┌────────

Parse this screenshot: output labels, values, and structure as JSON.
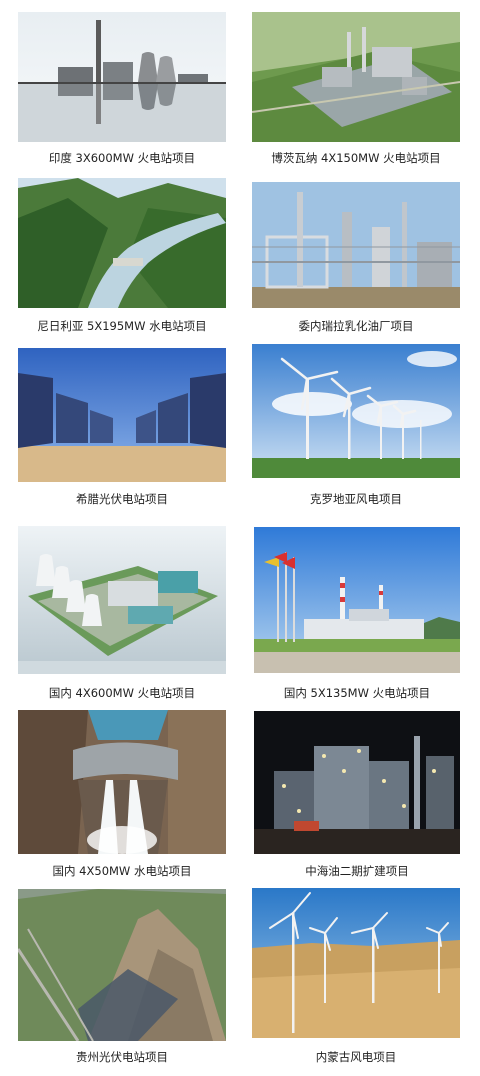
{
  "projects": [
    {
      "caption": "印度  3X600MW  火电站项目",
      "scene": "thermal-plant-reflection"
    },
    {
      "caption": "博茨瓦纳  4X150MW  火电站项目",
      "scene": "aerial-plant-rendering"
    },
    {
      "caption": "尼日利亚  5X195MW 水电站项目",
      "scene": "river-valley-dam"
    },
    {
      "caption": "委内瑞拉乳化油厂项目",
      "scene": "refinery"
    },
    {
      "caption": "希腊光伏电站项目",
      "scene": "solar-panels"
    },
    {
      "caption": "克罗地亚风电项目",
      "scene": "wind-farm-green"
    },
    {
      "caption": "国内  4X600MW  火电站项目",
      "scene": "plant-rendering-cooling-towers"
    },
    {
      "caption": "国内  5X135MW  火电站项目",
      "scene": "plant-with-flags"
    },
    {
      "caption": "国内  4X50MW 水电站项目",
      "scene": "hydro-dam-spillway"
    },
    {
      "caption": "中海油二期扩建项目",
      "scene": "refinery-night"
    },
    {
      "caption": "贵州光伏电站项目",
      "scene": "mountain-solar"
    },
    {
      "caption": "内蒙古风电项目",
      "scene": "wind-farm-desert"
    }
  ]
}
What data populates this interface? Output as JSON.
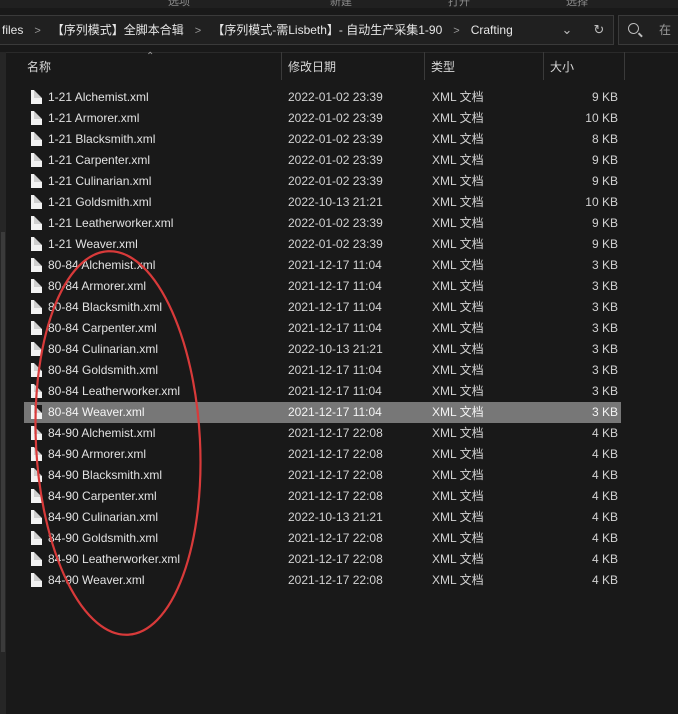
{
  "ribbon": {
    "labels": [
      "选项",
      "新建",
      "打开",
      "选择"
    ]
  },
  "address": {
    "crumbs": [
      "files",
      "【序列模式】全脚本合辑",
      "【序列模式-需Lisbeth】- 自动生产采集1-90",
      "Crafting"
    ],
    "dropdown_icon": "chevron-down-icon",
    "refresh_icon": "refresh-icon"
  },
  "search": {
    "placeholder": "在"
  },
  "columns": {
    "name": "名称",
    "date": "修改日期",
    "type": "类型",
    "size": "大小"
  },
  "annotation": {
    "shape": "red-ellipse",
    "color": "#d83a3a"
  },
  "files": [
    {
      "name": "1-21 Alchemist.xml",
      "date": "2022-01-02 23:39",
      "type": "XML 文档",
      "size": "9 KB"
    },
    {
      "name": "1-21 Armorer.xml",
      "date": "2022-01-02 23:39",
      "type": "XML 文档",
      "size": "10 KB"
    },
    {
      "name": "1-21 Blacksmith.xml",
      "date": "2022-01-02 23:39",
      "type": "XML 文档",
      "size": "8 KB"
    },
    {
      "name": "1-21 Carpenter.xml",
      "date": "2022-01-02 23:39",
      "type": "XML 文档",
      "size": "9 KB"
    },
    {
      "name": "1-21 Culinarian.xml",
      "date": "2022-01-02 23:39",
      "type": "XML 文档",
      "size": "9 KB"
    },
    {
      "name": "1-21 Goldsmith.xml",
      "date": "2022-10-13 21:21",
      "type": "XML 文档",
      "size": "10 KB"
    },
    {
      "name": "1-21 Leatherworker.xml",
      "date": "2022-01-02 23:39",
      "type": "XML 文档",
      "size": "9 KB"
    },
    {
      "name": "1-21 Weaver.xml",
      "date": "2022-01-02 23:39",
      "type": "XML 文档",
      "size": "9 KB"
    },
    {
      "name": "80-84 Alchemist.xml",
      "date": "2021-12-17 11:04",
      "type": "XML 文档",
      "size": "3 KB"
    },
    {
      "name": "80-84 Armorer.xml",
      "date": "2021-12-17 11:04",
      "type": "XML 文档",
      "size": "3 KB"
    },
    {
      "name": "80-84 Blacksmith.xml",
      "date": "2021-12-17 11:04",
      "type": "XML 文档",
      "size": "3 KB"
    },
    {
      "name": "80-84 Carpenter.xml",
      "date": "2021-12-17 11:04",
      "type": "XML 文档",
      "size": "3 KB"
    },
    {
      "name": "80-84 Culinarian.xml",
      "date": "2022-10-13 21:21",
      "type": "XML 文档",
      "size": "3 KB"
    },
    {
      "name": "80-84 Goldsmith.xml",
      "date": "2021-12-17 11:04",
      "type": "XML 文档",
      "size": "3 KB"
    },
    {
      "name": "80-84 Leatherworker.xml",
      "date": "2021-12-17 11:04",
      "type": "XML 文档",
      "size": "3 KB"
    },
    {
      "name": "80-84 Weaver.xml",
      "date": "2021-12-17 11:04",
      "type": "XML 文档",
      "size": "3 KB",
      "selected": true
    },
    {
      "name": "84-90 Alchemist.xml",
      "date": "2021-12-17 22:08",
      "type": "XML 文档",
      "size": "4 KB"
    },
    {
      "name": "84-90 Armorer.xml",
      "date": "2021-12-17 22:08",
      "type": "XML 文档",
      "size": "4 KB"
    },
    {
      "name": "84-90 Blacksmith.xml",
      "date": "2021-12-17 22:08",
      "type": "XML 文档",
      "size": "4 KB"
    },
    {
      "name": "84-90 Carpenter.xml",
      "date": "2021-12-17 22:08",
      "type": "XML 文档",
      "size": "4 KB"
    },
    {
      "name": "84-90 Culinarian.xml",
      "date": "2022-10-13 21:21",
      "type": "XML 文档",
      "size": "4 KB"
    },
    {
      "name": "84-90 Goldsmith.xml",
      "date": "2021-12-17 22:08",
      "type": "XML 文档",
      "size": "4 KB"
    },
    {
      "name": "84-90 Leatherworker.xml",
      "date": "2021-12-17 22:08",
      "type": "XML 文档",
      "size": "4 KB"
    },
    {
      "name": "84-90 Weaver.xml",
      "date": "2021-12-17 22:08",
      "type": "XML 文档",
      "size": "4 KB"
    }
  ]
}
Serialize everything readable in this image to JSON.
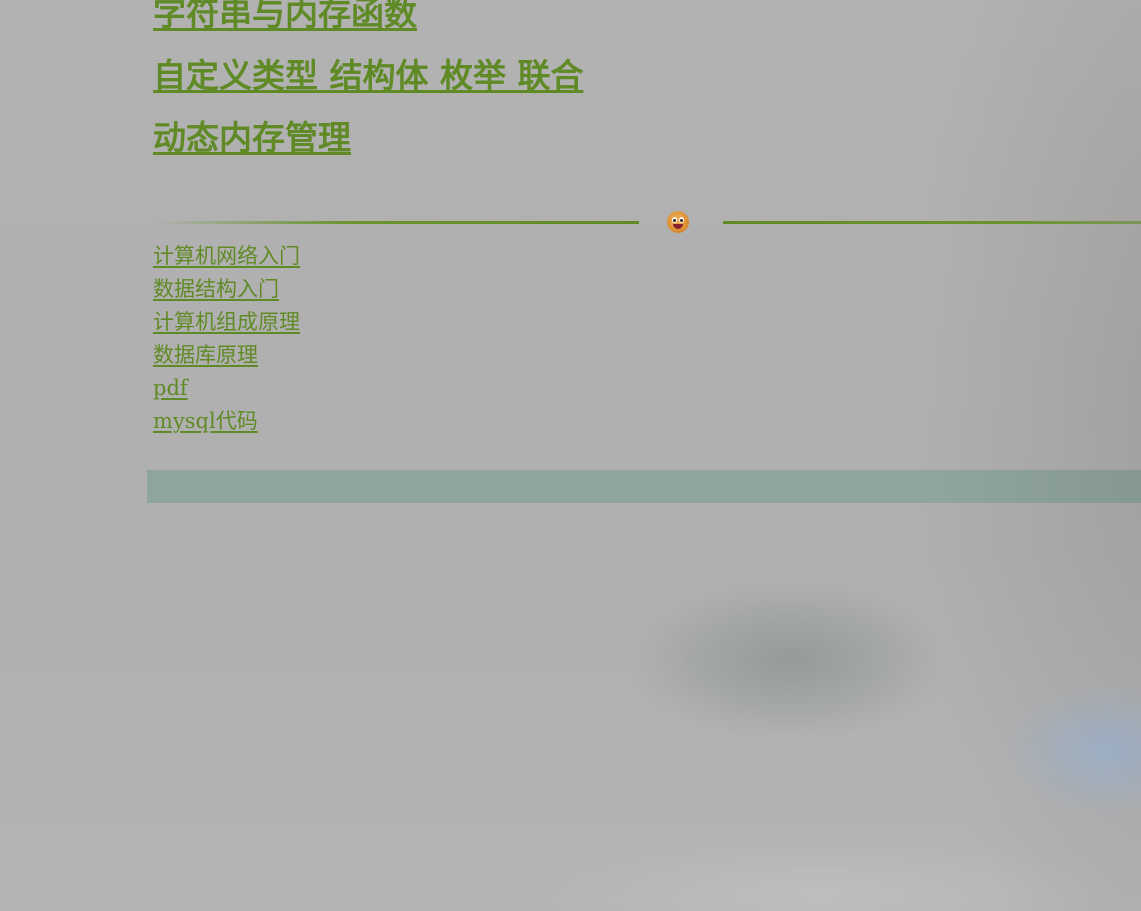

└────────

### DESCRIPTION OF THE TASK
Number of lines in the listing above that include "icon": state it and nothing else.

### SOLUTION TO THE EXERCISE
2